**Description of the task**
Write out each entry word for word.

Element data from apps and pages
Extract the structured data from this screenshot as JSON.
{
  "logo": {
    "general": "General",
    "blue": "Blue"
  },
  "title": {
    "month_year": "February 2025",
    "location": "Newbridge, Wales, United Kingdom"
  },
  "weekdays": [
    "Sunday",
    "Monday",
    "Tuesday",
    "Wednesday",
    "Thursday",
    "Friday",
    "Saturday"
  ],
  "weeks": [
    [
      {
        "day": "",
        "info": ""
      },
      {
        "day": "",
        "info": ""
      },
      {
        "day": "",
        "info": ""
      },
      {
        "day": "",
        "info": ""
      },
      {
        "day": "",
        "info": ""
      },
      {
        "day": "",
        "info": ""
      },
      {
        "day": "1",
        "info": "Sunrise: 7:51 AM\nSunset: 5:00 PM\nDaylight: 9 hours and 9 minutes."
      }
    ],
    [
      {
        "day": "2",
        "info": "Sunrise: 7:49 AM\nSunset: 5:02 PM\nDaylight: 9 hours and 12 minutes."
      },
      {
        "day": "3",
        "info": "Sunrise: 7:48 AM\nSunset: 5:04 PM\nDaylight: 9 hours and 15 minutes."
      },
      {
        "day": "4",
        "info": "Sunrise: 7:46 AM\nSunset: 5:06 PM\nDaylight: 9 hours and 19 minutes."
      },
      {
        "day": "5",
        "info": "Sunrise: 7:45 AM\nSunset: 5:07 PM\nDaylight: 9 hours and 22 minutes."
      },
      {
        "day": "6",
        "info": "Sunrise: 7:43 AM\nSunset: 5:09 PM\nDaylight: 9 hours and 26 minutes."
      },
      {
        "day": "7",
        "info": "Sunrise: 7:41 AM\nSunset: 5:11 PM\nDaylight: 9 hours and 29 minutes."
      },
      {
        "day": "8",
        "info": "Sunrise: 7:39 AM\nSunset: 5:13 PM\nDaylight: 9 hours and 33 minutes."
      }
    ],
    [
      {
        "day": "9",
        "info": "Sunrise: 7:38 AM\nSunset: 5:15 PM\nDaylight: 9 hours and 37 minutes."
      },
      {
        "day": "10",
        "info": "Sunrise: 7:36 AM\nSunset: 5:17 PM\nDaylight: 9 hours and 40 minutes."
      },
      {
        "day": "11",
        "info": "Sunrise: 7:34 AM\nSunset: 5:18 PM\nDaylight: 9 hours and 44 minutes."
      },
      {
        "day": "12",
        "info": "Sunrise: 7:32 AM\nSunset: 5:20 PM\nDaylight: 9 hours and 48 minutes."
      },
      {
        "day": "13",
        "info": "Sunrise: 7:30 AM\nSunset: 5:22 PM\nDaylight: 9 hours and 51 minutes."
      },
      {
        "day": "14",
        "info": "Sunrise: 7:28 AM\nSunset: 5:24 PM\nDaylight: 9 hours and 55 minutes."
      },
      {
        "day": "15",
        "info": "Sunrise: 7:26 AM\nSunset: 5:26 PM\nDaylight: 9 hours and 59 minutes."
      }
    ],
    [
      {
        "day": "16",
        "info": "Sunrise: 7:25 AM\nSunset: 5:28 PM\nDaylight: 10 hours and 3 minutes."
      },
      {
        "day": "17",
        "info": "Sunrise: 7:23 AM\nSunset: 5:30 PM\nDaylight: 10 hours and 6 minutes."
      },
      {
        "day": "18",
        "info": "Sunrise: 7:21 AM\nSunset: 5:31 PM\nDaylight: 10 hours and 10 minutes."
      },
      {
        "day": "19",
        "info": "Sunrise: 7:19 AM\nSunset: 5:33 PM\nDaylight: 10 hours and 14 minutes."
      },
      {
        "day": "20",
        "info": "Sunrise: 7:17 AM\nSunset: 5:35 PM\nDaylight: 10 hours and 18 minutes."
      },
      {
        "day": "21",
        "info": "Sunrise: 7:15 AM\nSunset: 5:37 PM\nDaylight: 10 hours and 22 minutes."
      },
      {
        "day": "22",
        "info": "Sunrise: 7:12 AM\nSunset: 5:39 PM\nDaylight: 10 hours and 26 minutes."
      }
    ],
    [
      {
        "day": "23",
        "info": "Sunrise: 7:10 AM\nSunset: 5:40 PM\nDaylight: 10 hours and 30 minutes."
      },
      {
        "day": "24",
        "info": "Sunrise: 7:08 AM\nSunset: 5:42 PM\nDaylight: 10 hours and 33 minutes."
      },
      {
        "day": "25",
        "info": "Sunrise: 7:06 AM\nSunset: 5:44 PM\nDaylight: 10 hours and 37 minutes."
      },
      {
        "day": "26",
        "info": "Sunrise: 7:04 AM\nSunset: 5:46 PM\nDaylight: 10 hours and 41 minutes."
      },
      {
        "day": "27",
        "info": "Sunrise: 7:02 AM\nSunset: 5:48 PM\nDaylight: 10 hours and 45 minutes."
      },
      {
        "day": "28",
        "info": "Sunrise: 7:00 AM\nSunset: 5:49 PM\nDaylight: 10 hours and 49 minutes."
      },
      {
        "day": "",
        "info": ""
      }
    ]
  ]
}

**Output below**
Extract the structured data from this screenshot as JSON.
{
  "logo": {
    "general": "General",
    "blue": "Blue"
  },
  "title": {
    "month_year": "February 2025",
    "location": "Newbridge, Wales, United Kingdom"
  },
  "weekdays": [
    "Sunday",
    "Monday",
    "Tuesday",
    "Wednesday",
    "Thursday",
    "Friday",
    "Saturday"
  ],
  "weeks": [
    [
      {
        "day": "",
        "info": ""
      },
      {
        "day": "",
        "info": ""
      },
      {
        "day": "",
        "info": ""
      },
      {
        "day": "",
        "info": ""
      },
      {
        "day": "",
        "info": ""
      },
      {
        "day": "",
        "info": ""
      },
      {
        "day": "1",
        "info": "Sunrise: 7:51 AM\nSunset: 5:00 PM\nDaylight: 9 hours and 9 minutes."
      }
    ],
    [
      {
        "day": "2",
        "info": "Sunrise: 7:49 AM\nSunset: 5:02 PM\nDaylight: 9 hours and 12 minutes."
      },
      {
        "day": "3",
        "info": "Sunrise: 7:48 AM\nSunset: 5:04 PM\nDaylight: 9 hours and 15 minutes."
      },
      {
        "day": "4",
        "info": "Sunrise: 7:46 AM\nSunset: 5:06 PM\nDaylight: 9 hours and 19 minutes."
      },
      {
        "day": "5",
        "info": "Sunrise: 7:45 AM\nSunset: 5:07 PM\nDaylight: 9 hours and 22 minutes."
      },
      {
        "day": "6",
        "info": "Sunrise: 7:43 AM\nSunset: 5:09 PM\nDaylight: 9 hours and 26 minutes."
      },
      {
        "day": "7",
        "info": "Sunrise: 7:41 AM\nSunset: 5:11 PM\nDaylight: 9 hours and 29 minutes."
      },
      {
        "day": "8",
        "info": "Sunrise: 7:39 AM\nSunset: 5:13 PM\nDaylight: 9 hours and 33 minutes."
      }
    ],
    [
      {
        "day": "9",
        "info": "Sunrise: 7:38 AM\nSunset: 5:15 PM\nDaylight: 9 hours and 37 minutes."
      },
      {
        "day": "10",
        "info": "Sunrise: 7:36 AM\nSunset: 5:17 PM\nDaylight: 9 hours and 40 minutes."
      },
      {
        "day": "11",
        "info": "Sunrise: 7:34 AM\nSunset: 5:18 PM\nDaylight: 9 hours and 44 minutes."
      },
      {
        "day": "12",
        "info": "Sunrise: 7:32 AM\nSunset: 5:20 PM\nDaylight: 9 hours and 48 minutes."
      },
      {
        "day": "13",
        "info": "Sunrise: 7:30 AM\nSunset: 5:22 PM\nDaylight: 9 hours and 51 minutes."
      },
      {
        "day": "14",
        "info": "Sunrise: 7:28 AM\nSunset: 5:24 PM\nDaylight: 9 hours and 55 minutes."
      },
      {
        "day": "15",
        "info": "Sunrise: 7:26 AM\nSunset: 5:26 PM\nDaylight: 9 hours and 59 minutes."
      }
    ],
    [
      {
        "day": "16",
        "info": "Sunrise: 7:25 AM\nSunset: 5:28 PM\nDaylight: 10 hours and 3 minutes."
      },
      {
        "day": "17",
        "info": "Sunrise: 7:23 AM\nSunset: 5:30 PM\nDaylight: 10 hours and 6 minutes."
      },
      {
        "day": "18",
        "info": "Sunrise: 7:21 AM\nSunset: 5:31 PM\nDaylight: 10 hours and 10 minutes."
      },
      {
        "day": "19",
        "info": "Sunrise: 7:19 AM\nSunset: 5:33 PM\nDaylight: 10 hours and 14 minutes."
      },
      {
        "day": "20",
        "info": "Sunrise: 7:17 AM\nSunset: 5:35 PM\nDaylight: 10 hours and 18 minutes."
      },
      {
        "day": "21",
        "info": "Sunrise: 7:15 AM\nSunset: 5:37 PM\nDaylight: 10 hours and 22 minutes."
      },
      {
        "day": "22",
        "info": "Sunrise: 7:12 AM\nSunset: 5:39 PM\nDaylight: 10 hours and 26 minutes."
      }
    ],
    [
      {
        "day": "23",
        "info": "Sunrise: 7:10 AM\nSunset: 5:40 PM\nDaylight: 10 hours and 30 minutes."
      },
      {
        "day": "24",
        "info": "Sunrise: 7:08 AM\nSunset: 5:42 PM\nDaylight: 10 hours and 33 minutes."
      },
      {
        "day": "25",
        "info": "Sunrise: 7:06 AM\nSunset: 5:44 PM\nDaylight: 10 hours and 37 minutes."
      },
      {
        "day": "26",
        "info": "Sunrise: 7:04 AM\nSunset: 5:46 PM\nDaylight: 10 hours and 41 minutes."
      },
      {
        "day": "27",
        "info": "Sunrise: 7:02 AM\nSunset: 5:48 PM\nDaylight: 10 hours and 45 minutes."
      },
      {
        "day": "28",
        "info": "Sunrise: 7:00 AM\nSunset: 5:49 PM\nDaylight: 10 hours and 49 minutes."
      },
      {
        "day": "",
        "info": ""
      }
    ]
  ]
}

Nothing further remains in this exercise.